- People may be exposed to an influenza virus shortly before getting vaccinated or during the two-week period that it takes the body to gain protection after getting vaccinated. This exposure may result in a person becoming ill with flu before the vaccine begins to protect them.
- People may become ill from other (non-flu) viruses that circulate during the flu season, which can also cause flu-like symptoms (such as rhinovirus).
- A person may be exposed to an influenza virus that is not included in the seasonal flu vaccine. There are many different influenza viruses that circulate every year. The flu shot protects against the 3 or 4 viruses (depending on whether the flu shot is a trivalent or quadrivalent vaccine) that research suggests will be most common.
- Unfortunately, some people can get infected with an influenza vaccine virus despite getting vaccinated. Protection provided by influenza vaccination can vary widely, based in part on health and age factors of the person getting vaccinated. In general, the flu vaccine works best among young healthy adults and older children. Some older people and people with certain chronic illnesses may develop less immunity after vaccination. However, even among people who tend to respond less well to vaccination, the flu vaccine can still help prevent influenza. Vaccination is particularly important for people at high risk of serious flu-related complications and for close contacts of high-risk people. For more information about the effectiveness of the flu vaccine, see How Well Does the Seasonal Flu Vaccine Work?
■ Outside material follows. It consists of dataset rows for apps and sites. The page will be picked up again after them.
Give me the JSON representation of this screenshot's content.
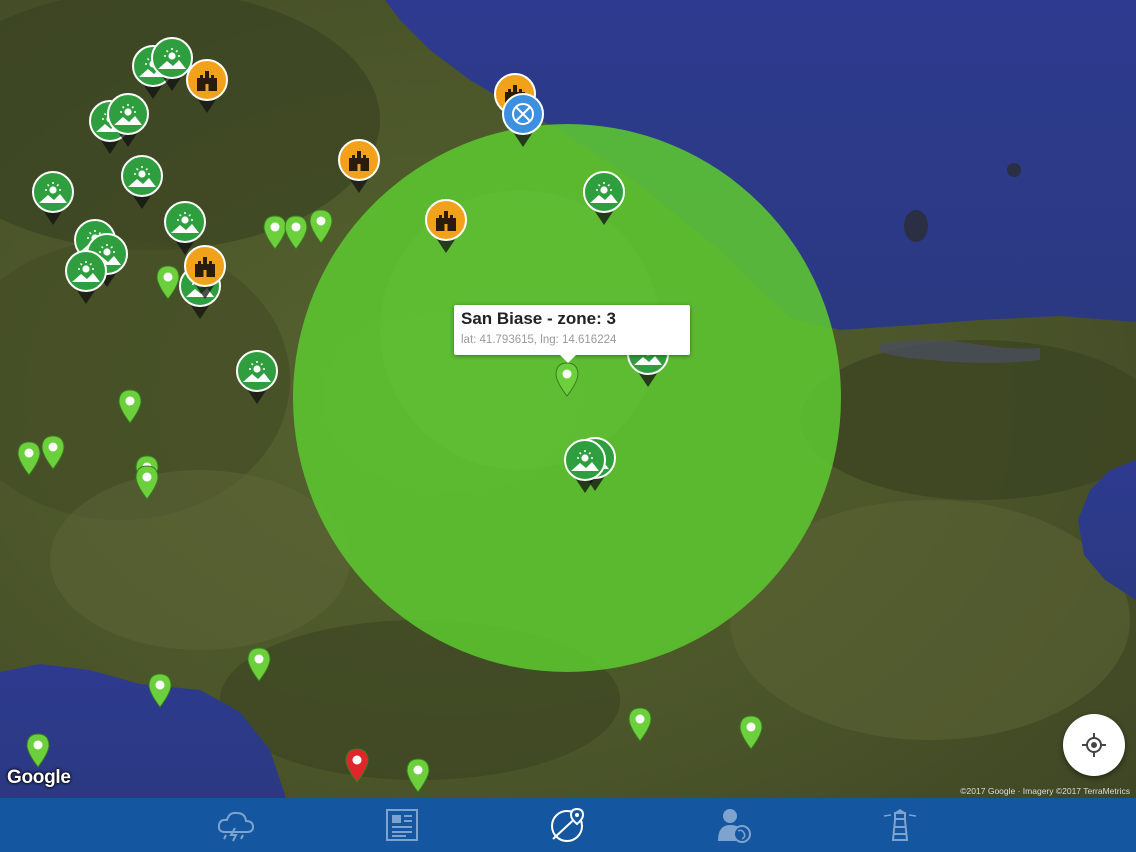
{
  "map": {
    "callout": {
      "title": "San Biase - zone: 3",
      "subtitle": "lat: 41.793615, lng: 14.616224"
    },
    "zone_circle_color": "#5cc630",
    "google_logo": "Google",
    "attribution": "©2017 Google · Imagery ©2017 TerraMetrics",
    "locate_button_icon": "crosshair-icon",
    "marker_colors": {
      "weather": "#2e9e3e",
      "castle": "#f2a21a",
      "poi": "#6ccf3c",
      "alert": "#e0262a",
      "drone": "#3d8fe0"
    }
  },
  "tabbar": {
    "tabs": [
      {
        "icon": "weather-storm-icon",
        "active": false
      },
      {
        "icon": "newspaper-icon",
        "active": false
      },
      {
        "icon": "map-pin-compass-icon",
        "active": true
      },
      {
        "icon": "user-globe-icon",
        "active": false
      },
      {
        "icon": "lighthouse-icon",
        "active": false
      }
    ]
  }
}
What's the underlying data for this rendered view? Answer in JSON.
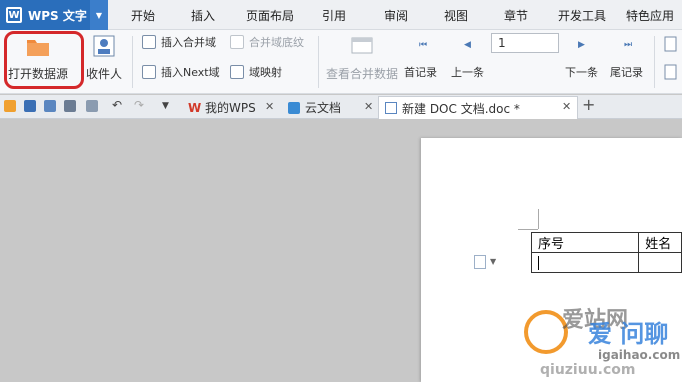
{
  "app": {
    "name": "WPS 文字"
  },
  "menu": [
    "开始",
    "插入",
    "页面布局",
    "引用",
    "审阅",
    "视图",
    "章节",
    "开发工具",
    "特色应用"
  ],
  "ribbon": {
    "open_datasource": "打开数据源",
    "recipients": "收件人",
    "insert_merge_field": "插入合并域",
    "merge_field_shading": "合并域底纹",
    "insert_next_field": "插入Next域",
    "field_mapping": "域映射",
    "view_merged_data": "查看合并数据",
    "first_record": "首记录",
    "prev_record": "上一条",
    "record_number": "1",
    "next_record": "下一条",
    "last_record": "尾记录"
  },
  "tabs": [
    {
      "label": "我的WPS"
    },
    {
      "label": "云文档"
    },
    {
      "label": "新建 DOC 文档.doc *"
    }
  ],
  "document": {
    "table_headers": [
      "序号",
      "姓名"
    ]
  },
  "watermark": {
    "text1": "爱站网",
    "text2": "qiuziuu.com",
    "text3": "爱 问聊",
    "text4": "igaihao.com"
  },
  "colors": {
    "accent": "#2a6ebb",
    "highlight": "#d4282a"
  }
}
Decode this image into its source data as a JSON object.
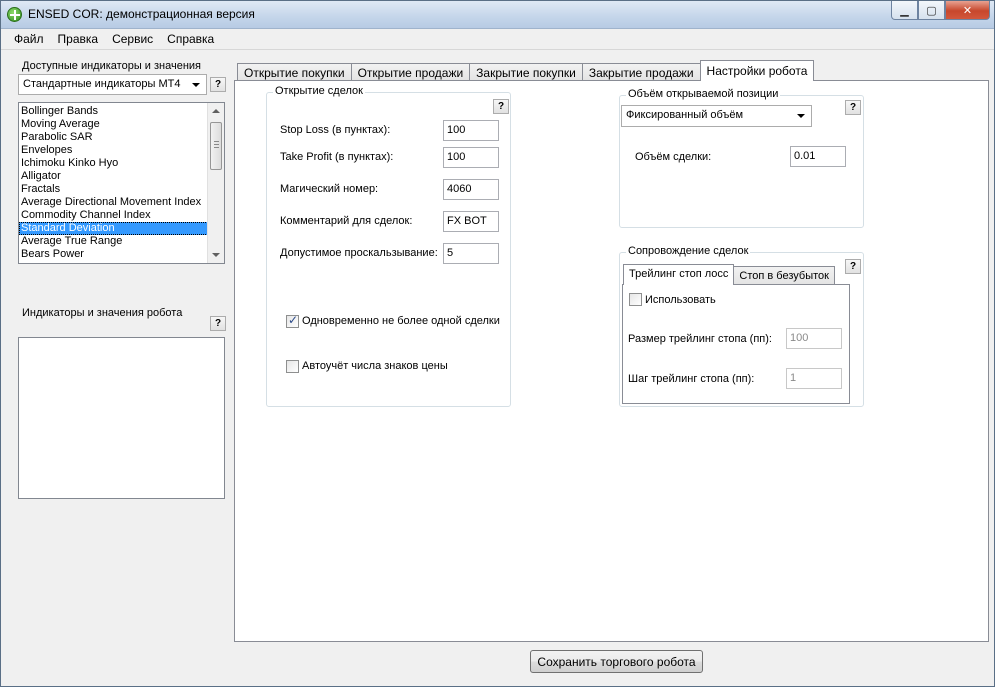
{
  "window": {
    "title": "ENSED COR: демонстрационная версия"
  },
  "menu": [
    "Файл",
    "Правка",
    "Сервис",
    "Справка"
  ],
  "left_panel": {
    "available_label": "Доступные индикаторы и значения",
    "indicator_set": "Стандартные индикаторы МТ4",
    "help": "?",
    "indicators": [
      "Bollinger Bands",
      "Moving Average",
      "Parabolic SAR",
      "Envelopes",
      "Ichimoku Kinko Hyo",
      "Alligator",
      "Fractals",
      "Average Directional Movement Index",
      "Commodity Channel Index",
      "Standard Deviation",
      "Average True Range",
      "Bears Power"
    ],
    "selected_index": 9,
    "robot_label": "Индикаторы и значения робота"
  },
  "tabs": [
    "Открытие покупки",
    "Открытие продажи",
    "Закрытие покупки",
    "Закрытие продажи",
    "Настройки робота"
  ],
  "active_tab": 4,
  "opening": {
    "legend": "Открытие сделок",
    "stop_loss_label": "Stop Loss (в пунктах):",
    "stop_loss": "100",
    "take_profit_label": "Take Profit (в пунктах):",
    "take_profit": "100",
    "magic_label": "Магический номер:",
    "magic": "4060",
    "comment_label": "Комментарий для сделок:",
    "comment": "FX BOT",
    "slippage_label": "Допустимое проскальзывание:",
    "slippage": "5",
    "one_trade_label": "Одновременно не более одной сделки",
    "one_trade_checked": true,
    "auto_digits_label": "Автоучёт числа знаков цены",
    "auto_digits_checked": false
  },
  "volume": {
    "legend": "Объём открываемой позиции",
    "mode": "Фиксированный объём",
    "lot_label": "Объём сделки:",
    "lot": "0.01"
  },
  "tracking": {
    "legend": "Сопровождение сделок",
    "tabs": [
      "Трейлинг стоп лосс",
      "Стоп в безубыток"
    ],
    "active_tab": 0,
    "use_label": "Использовать",
    "use_checked": false,
    "size_label": "Размер трейлинг стопа (пп):",
    "size": "100",
    "step_label": "Шаг трейлинг стопа (пп):",
    "step": "1"
  },
  "save_button": "Сохранить торгового робота"
}
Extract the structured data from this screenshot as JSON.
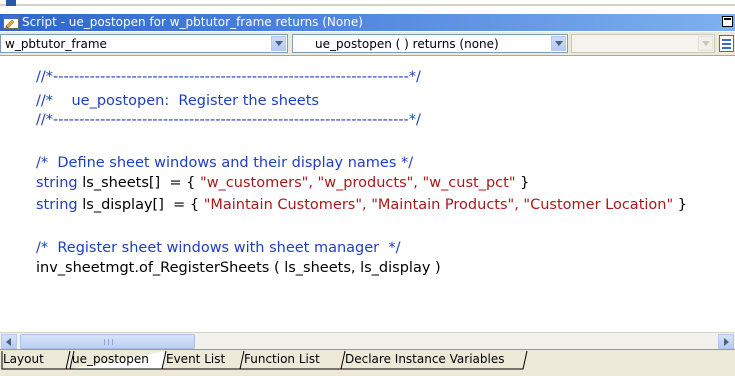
{
  "window": {
    "title": "Script - ue_postopen for w_pbtutor_frame returns (None)"
  },
  "toolbar": {
    "object_select": "w_pbtutor_frame",
    "event_select": "ue_postopen ( ) returns (none)",
    "ancestor_select": ""
  },
  "code": {
    "lines": [
      {
        "text": "//*--------------------------------------------------------------------*/",
        "kind": "comment"
      },
      {
        "text": "//*    ue_postopen:  Register the sheets",
        "kind": "comment"
      },
      {
        "text": "//*--------------------------------------------------------------------*/",
        "kind": "comment"
      },
      {
        "text": "",
        "kind": "plain"
      },
      {
        "text": "/*  Define sheet windows and their display names */",
        "kind": "comment"
      },
      {
        "keyword": "string",
        "middle": " ls_sheets[]  = { ",
        "strings": "\"w_customers\", \"w_products\", \"w_cust_pct\"",
        "end": " }",
        "kind": "decl"
      },
      {
        "keyword": "string",
        "middle": " ls_display[]  = { ",
        "strings": "\"Maintain Customers\", \"Maintain Products\", \"Customer Location\"",
        "end": " }",
        "kind": "decl"
      },
      {
        "text": "",
        "kind": "plain"
      },
      {
        "text": "/*  Register sheet windows with sheet manager  */",
        "kind": "comment"
      },
      {
        "text": "inv_sheetmgt.of_RegisterSheets ( ls_sheets, ls_display )",
        "kind": "plain"
      }
    ]
  },
  "tabs": [
    {
      "label": "Layout"
    },
    {
      "label": "ue_postopen"
    },
    {
      "label": "Event List"
    },
    {
      "label": "Function List"
    },
    {
      "label": "Declare Instance Variables"
    }
  ],
  "colors": {
    "titlebar_start": "#2f66c8",
    "comment": "#1f3fbe",
    "string": "#a8191a"
  },
  "icons": {
    "app": "script-window-icon",
    "maximize": "maximize-icon",
    "dropdown": "chevron-down-icon",
    "list": "list-view-icon",
    "scroll_left": "arrow-left-icon",
    "scroll_right": "arrow-right-icon"
  }
}
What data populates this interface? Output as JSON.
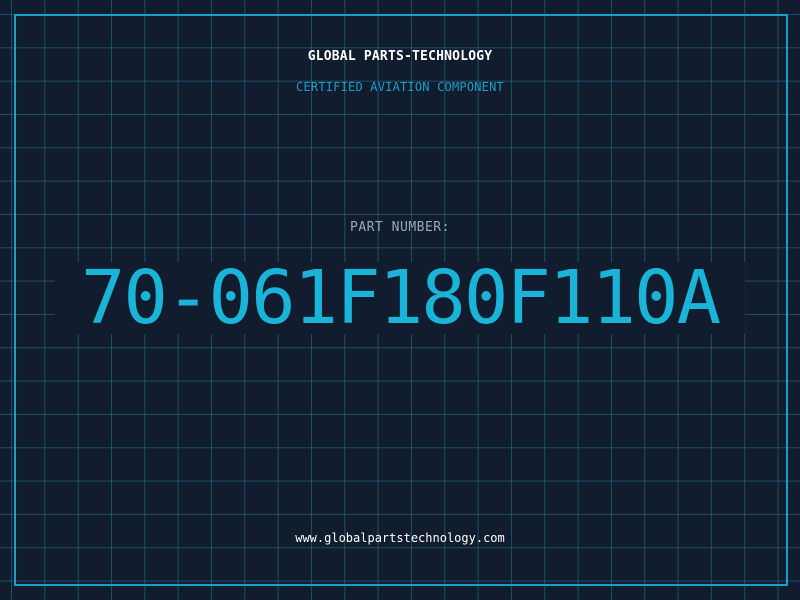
{
  "header": {
    "company": "GLOBAL PARTS-TECHNOLOGY",
    "subtitle": "CERTIFIED AVIATION COMPONENT"
  },
  "part": {
    "label": "PART NUMBER:",
    "number": "70-061F180F110A"
  },
  "footer": {
    "website": "www.globalpartstechnology.com"
  },
  "colors": {
    "background": "#111c2e",
    "grid": "#28788f",
    "accent": "#1a9fc8",
    "part_number": "#1ab4d8",
    "label": "#9aa8b8",
    "text": "#ffffff"
  }
}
Lastly, the flu shot can cause mild side effects that are sometimes mistaken for flu. See ‘Why do some people not feel well after getting the flu shot?’ for more information.